Problem details — An exact copy of every entry is required, minus the pictures.

** Opening Data section block **

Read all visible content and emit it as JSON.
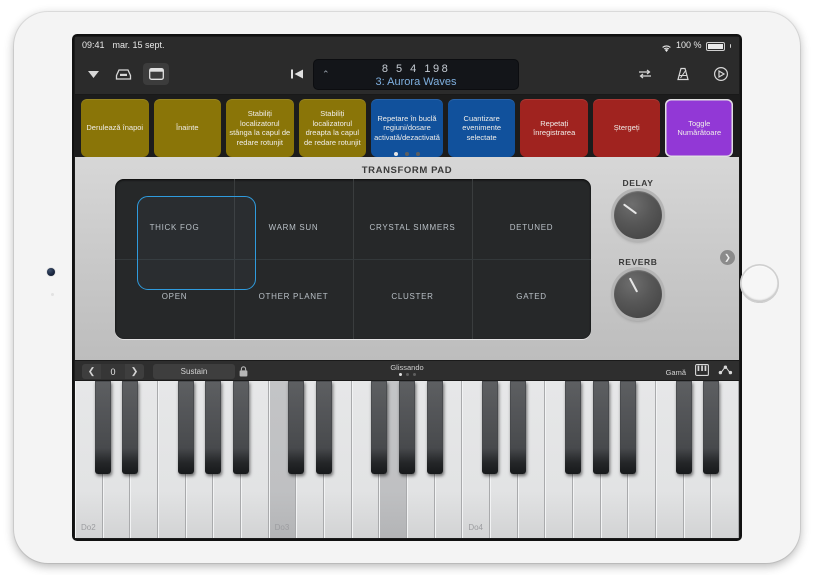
{
  "status_bar": {
    "time": "09:41",
    "date": "mar. 15 sept.",
    "wifi_icon": "wifi-icon",
    "battery_percent": "100 %",
    "battery_icon": "battery-full-icon"
  },
  "toolbar": {
    "left_icons": [
      {
        "name": "chevron-down-icon",
        "glyph": "▼"
      },
      {
        "name": "library-tray-icon",
        "glyph": "tray"
      },
      {
        "name": "view-toggle-icon",
        "glyph": "rect"
      }
    ],
    "transport": [
      {
        "name": "rewind-to-start-button",
        "glyph": "⏮"
      },
      {
        "name": "play-button",
        "glyph": "▶"
      },
      {
        "name": "record-button",
        "glyph": "●"
      }
    ],
    "lcd": {
      "chevron": "⌃",
      "counter": "8 5 4 198",
      "patch": "3: Aurora Waves"
    },
    "right_icons": [
      {
        "name": "cycle-loop-icon",
        "glyph": "⇄"
      },
      {
        "name": "metronome-icon",
        "glyph": "metronome"
      },
      {
        "name": "settings-icon",
        "glyph": "gear"
      }
    ]
  },
  "command_strip": {
    "buttons": [
      {
        "label": "Derulează înapoi",
        "color": "#8a7508",
        "selected": false
      },
      {
        "label": "Înainte",
        "color": "#8a7508",
        "selected": false
      },
      {
        "label": "Stabiliți localizatorul stânga la capul de redare rotunjit",
        "color": "#8a7508",
        "selected": false
      },
      {
        "label": "Stabiliți localizatorul dreapta la capul de redare rotunjit",
        "color": "#8a7508",
        "selected": false
      },
      {
        "label": "Repetare în buclă regiuni/dosare activată/dezactivată",
        "color": "#11519c",
        "selected": false
      },
      {
        "label": "Cuantizare evenimente selectate",
        "color": "#11519c",
        "selected": false
      },
      {
        "label": "Repetați înregistrarea",
        "color": "#a0231f",
        "selected": false
      },
      {
        "label": "Ștergeți",
        "color": "#a0231f",
        "selected": false
      },
      {
        "label": "Toggle Numărătoare",
        "color": "#9238d6",
        "selected": true
      }
    ],
    "page_dots": {
      "count": 3,
      "active_index": 0
    }
  },
  "instrument_plate": {
    "title": "TRANSFORM PAD",
    "pad_labels_top": [
      "THICK FOG",
      "WARM SUN",
      "CRYSTAL SIMMERS",
      "DETUNED"
    ],
    "pad_labels_bottom": [
      "OPEN",
      "OTHER PLANET",
      "CLUSTER",
      "GATED"
    ],
    "cursor_color": "#2f9bdd",
    "knobs": [
      {
        "label": "DELAY",
        "angle": -54
      },
      {
        "label": "REVERB",
        "angle": -28
      }
    ],
    "next_arrow": "❯"
  },
  "keyboard_bar": {
    "octave_prev": "❮",
    "octave_value": "0",
    "octave_next": "❯",
    "sustain_label": "Sustain",
    "lock_icon": "lock-icon",
    "glissando_label": "Glissando",
    "glissando_dots": {
      "count": 3,
      "active_index": 0
    },
    "scale_label": "Gamă",
    "keyboard_layout_icon": "keyboard-icon",
    "arpeggiator_icon": "arpeggiator-icon"
  },
  "piano": {
    "start_note": "Do2",
    "white_key_count": 24,
    "octave_labels": [
      {
        "label": "Do2",
        "white_index": 0
      },
      {
        "label": "Do3",
        "white_index": 7
      },
      {
        "label": "Do4",
        "white_index": 14
      }
    ],
    "highlighted_white_indices": [
      7,
      11
    ],
    "black_key_offsets": [
      0,
      1,
      3,
      4,
      5
    ]
  }
}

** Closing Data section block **

Exercise response —
Read all visible content and emit it as JSON.
{
  "status_bar": {
    "time": "09:41",
    "date": "mar. 15 sept.",
    "wifi_icon": "wifi-icon",
    "battery_percent": "100 %",
    "battery_icon": "battery-full-icon"
  },
  "toolbar": {
    "left_icons": [
      {
        "name": "chevron-down-icon",
        "glyph": "▼"
      },
      {
        "name": "library-tray-icon",
        "glyph": "tray"
      },
      {
        "name": "view-toggle-icon",
        "glyph": "rect"
      }
    ],
    "transport": [
      {
        "name": "rewind-to-start-button",
        "glyph": "⏮"
      },
      {
        "name": "play-button",
        "glyph": "▶"
      },
      {
        "name": "record-button",
        "glyph": "●"
      }
    ],
    "lcd": {
      "chevron": "⌃",
      "counter": "8 5 4 198",
      "patch": "3: Aurora Waves"
    },
    "right_icons": [
      {
        "name": "cycle-loop-icon",
        "glyph": "⇄"
      },
      {
        "name": "metronome-icon",
        "glyph": "metronome"
      },
      {
        "name": "settings-icon",
        "glyph": "gear"
      }
    ]
  },
  "command_strip": {
    "buttons": [
      {
        "label": "Derulează înapoi",
        "color": "#8a7508",
        "selected": false
      },
      {
        "label": "Înainte",
        "color": "#8a7508",
        "selected": false
      },
      {
        "label": "Stabiliți localizatorul stânga la capul de redare rotunjit",
        "color": "#8a7508",
        "selected": false
      },
      {
        "label": "Stabiliți localizatorul dreapta la capul de redare rotunjit",
        "color": "#8a7508",
        "selected": false
      },
      {
        "label": "Repetare în buclă regiuni/dosare activată/dezactivată",
        "color": "#11519c",
        "selected": false
      },
      {
        "label": "Cuantizare evenimente selectate",
        "color": "#11519c",
        "selected": false
      },
      {
        "label": "Repetați înregistrarea",
        "color": "#a0231f",
        "selected": false
      },
      {
        "label": "Ștergeți",
        "color": "#a0231f",
        "selected": false
      },
      {
        "label": "Toggle Numărătoare",
        "color": "#9238d6",
        "selected": true
      }
    ],
    "page_dots": {
      "count": 3,
      "active_index": 0
    }
  },
  "instrument_plate": {
    "title": "TRANSFORM PAD",
    "pad_labels_top": [
      "THICK FOG",
      "WARM SUN",
      "CRYSTAL SIMMERS",
      "DETUNED"
    ],
    "pad_labels_bottom": [
      "OPEN",
      "OTHER PLANET",
      "CLUSTER",
      "GATED"
    ],
    "cursor_color": "#2f9bdd",
    "knobs": [
      {
        "label": "DELAY",
        "angle": -54
      },
      {
        "label": "REVERB",
        "angle": -28
      }
    ],
    "next_arrow": "❯"
  },
  "keyboard_bar": {
    "octave_prev": "❮",
    "octave_value": "0",
    "octave_next": "❯",
    "sustain_label": "Sustain",
    "lock_icon": "lock-icon",
    "glissando_label": "Glissando",
    "glissando_dots": {
      "count": 3,
      "active_index": 0
    },
    "scale_label": "Gamă",
    "keyboard_layout_icon": "keyboard-icon",
    "arpeggiator_icon": "arpeggiator-icon"
  },
  "piano": {
    "start_note": "Do2",
    "white_key_count": 24,
    "octave_labels": [
      {
        "label": "Do2",
        "white_index": 0
      },
      {
        "label": "Do3",
        "white_index": 7
      },
      {
        "label": "Do4",
        "white_index": 14
      }
    ],
    "highlighted_white_indices": [
      7,
      11
    ],
    "black_key_offsets": [
      0,
      1,
      3,
      4,
      5
    ]
  }
}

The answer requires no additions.